MINNEAPOLIS – General Mills Corporation has announced that it is investing $2.3 million as part of a multi-year partnership with ALUS to support farmers and accelerate renewable agriculture in Canada. ALUS is a national charitable organization that provides expertise, resources, and direct financial support to 35 communities across 6 provinces in Canada.
General Mills said its efforts will focus on Manitoba and Saskatchewan — two regions in Canada where General Mills provides oats to brands such as Cascadian Farm, Cheerios and Nature Valley. In addition, the investment is expected to allow ALUS to grow its community-led programs with a focus on soil health through its new Growing Roots pilot programme.

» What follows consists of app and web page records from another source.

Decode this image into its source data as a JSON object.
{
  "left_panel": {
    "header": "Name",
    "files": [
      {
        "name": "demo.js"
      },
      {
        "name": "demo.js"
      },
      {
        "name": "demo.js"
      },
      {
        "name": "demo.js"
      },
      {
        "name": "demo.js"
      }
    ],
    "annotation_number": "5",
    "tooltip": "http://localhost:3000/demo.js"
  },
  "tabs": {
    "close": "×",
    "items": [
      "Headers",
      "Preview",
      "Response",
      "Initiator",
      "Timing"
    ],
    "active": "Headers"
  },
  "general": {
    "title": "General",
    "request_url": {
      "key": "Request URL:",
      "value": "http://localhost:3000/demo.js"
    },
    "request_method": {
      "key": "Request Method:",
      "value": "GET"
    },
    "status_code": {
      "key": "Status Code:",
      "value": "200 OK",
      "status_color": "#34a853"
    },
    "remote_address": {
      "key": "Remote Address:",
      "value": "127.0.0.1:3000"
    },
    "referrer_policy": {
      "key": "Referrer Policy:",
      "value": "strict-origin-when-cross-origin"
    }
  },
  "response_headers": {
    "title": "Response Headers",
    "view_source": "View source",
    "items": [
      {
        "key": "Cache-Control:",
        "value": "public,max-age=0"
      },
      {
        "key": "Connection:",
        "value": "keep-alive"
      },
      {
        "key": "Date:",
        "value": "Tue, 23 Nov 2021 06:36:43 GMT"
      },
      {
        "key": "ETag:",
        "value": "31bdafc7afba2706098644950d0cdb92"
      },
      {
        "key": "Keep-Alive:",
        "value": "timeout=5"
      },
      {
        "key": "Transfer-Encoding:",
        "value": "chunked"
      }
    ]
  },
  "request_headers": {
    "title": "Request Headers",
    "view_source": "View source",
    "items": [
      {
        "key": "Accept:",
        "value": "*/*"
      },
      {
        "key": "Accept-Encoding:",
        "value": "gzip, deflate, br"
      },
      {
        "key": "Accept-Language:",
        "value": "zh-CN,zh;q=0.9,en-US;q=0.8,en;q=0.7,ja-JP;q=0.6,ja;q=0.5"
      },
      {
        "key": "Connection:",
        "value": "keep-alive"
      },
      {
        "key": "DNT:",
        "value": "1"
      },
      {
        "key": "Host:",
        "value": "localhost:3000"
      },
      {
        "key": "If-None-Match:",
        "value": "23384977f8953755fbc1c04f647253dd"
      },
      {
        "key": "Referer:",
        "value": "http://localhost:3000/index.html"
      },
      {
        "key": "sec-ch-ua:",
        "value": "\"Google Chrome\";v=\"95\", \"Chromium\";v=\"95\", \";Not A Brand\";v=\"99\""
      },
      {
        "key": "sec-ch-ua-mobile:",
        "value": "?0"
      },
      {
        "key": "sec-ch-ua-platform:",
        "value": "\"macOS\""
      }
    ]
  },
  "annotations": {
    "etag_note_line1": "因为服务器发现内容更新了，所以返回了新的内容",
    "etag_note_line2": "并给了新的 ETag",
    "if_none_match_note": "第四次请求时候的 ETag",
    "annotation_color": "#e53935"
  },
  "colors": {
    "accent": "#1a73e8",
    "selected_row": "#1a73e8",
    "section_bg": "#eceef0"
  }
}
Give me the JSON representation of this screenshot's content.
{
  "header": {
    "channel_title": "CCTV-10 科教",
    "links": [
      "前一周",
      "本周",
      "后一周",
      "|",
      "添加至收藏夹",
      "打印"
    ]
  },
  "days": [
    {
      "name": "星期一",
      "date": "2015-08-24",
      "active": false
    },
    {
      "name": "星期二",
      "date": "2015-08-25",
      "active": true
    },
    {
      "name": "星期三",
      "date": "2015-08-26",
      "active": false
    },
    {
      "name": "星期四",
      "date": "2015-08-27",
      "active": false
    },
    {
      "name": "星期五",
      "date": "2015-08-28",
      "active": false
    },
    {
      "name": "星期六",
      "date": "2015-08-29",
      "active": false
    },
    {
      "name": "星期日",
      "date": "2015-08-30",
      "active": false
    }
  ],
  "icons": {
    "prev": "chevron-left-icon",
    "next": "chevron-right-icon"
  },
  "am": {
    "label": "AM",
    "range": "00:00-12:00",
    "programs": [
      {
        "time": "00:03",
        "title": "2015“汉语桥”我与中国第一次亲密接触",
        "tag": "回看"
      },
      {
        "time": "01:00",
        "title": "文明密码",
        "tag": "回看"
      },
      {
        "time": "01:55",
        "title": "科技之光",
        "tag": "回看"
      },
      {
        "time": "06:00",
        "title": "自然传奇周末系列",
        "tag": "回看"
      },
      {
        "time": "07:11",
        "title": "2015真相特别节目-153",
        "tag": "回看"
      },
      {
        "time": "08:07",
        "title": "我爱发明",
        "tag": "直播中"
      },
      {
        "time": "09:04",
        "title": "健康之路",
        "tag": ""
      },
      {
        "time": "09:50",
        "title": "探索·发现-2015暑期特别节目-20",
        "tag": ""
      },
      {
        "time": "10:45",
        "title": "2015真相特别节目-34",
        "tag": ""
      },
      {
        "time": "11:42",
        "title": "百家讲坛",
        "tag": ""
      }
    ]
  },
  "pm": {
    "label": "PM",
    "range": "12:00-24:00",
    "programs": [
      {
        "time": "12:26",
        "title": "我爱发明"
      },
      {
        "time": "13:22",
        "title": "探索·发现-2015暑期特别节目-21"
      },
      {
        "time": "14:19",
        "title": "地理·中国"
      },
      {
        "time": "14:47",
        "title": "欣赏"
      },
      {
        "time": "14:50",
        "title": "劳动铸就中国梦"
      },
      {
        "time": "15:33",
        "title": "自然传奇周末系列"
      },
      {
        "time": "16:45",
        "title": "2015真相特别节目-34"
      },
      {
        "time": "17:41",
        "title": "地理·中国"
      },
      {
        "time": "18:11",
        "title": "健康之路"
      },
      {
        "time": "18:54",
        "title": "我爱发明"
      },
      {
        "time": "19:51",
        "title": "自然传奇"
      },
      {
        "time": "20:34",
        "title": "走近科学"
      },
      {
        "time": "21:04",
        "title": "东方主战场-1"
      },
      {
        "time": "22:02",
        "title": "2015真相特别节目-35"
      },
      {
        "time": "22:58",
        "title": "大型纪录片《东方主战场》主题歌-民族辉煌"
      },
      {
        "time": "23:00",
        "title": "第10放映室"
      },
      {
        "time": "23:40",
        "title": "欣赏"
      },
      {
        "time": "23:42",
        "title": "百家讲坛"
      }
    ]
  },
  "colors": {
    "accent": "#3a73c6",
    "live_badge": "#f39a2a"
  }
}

“We were drawn to ALUS’ grassroots approach with growers at the center,” said Mary Jane Melendez, Head of Sustainability and Global Impact, General Mills. “Now, interested farmers in these communities can gain a greater understanding of renewable agriculture and how best to apply these principles to the unique environmental, social and financial context of their farm, along with the power of peer-to-peer knowledge sharing and community support.”
The partnership with ALUS also supports General Mills’ commitments to advance renewable agriculture on 1 million acres by 2030, reduce absolute greenhouse gas emissions across its value chain (Bands 1, 2 and 3) by 30% by 2030, and achieve net zero emissions in End by 2050. In June, General Mills unveiled a multi-year roadmap to scaling up Eco Harvest, the Ecosystem Services Market Consortium’s market program that rewards farmers for beneficial environmental outcomes from renewable farming.
“ALUS has been interested in developing a comprehensive field program focused on soil health for years, and we are delighted that General Mills, the industry leader, has become our founding partner,” said Brian Gilvisi, CEO of ALUS. . “We believe the creation of this program is a catalyst for participation from other companies, government, and philanthropic partners interested in ALUS programming, its outcomes and impact across Canada.”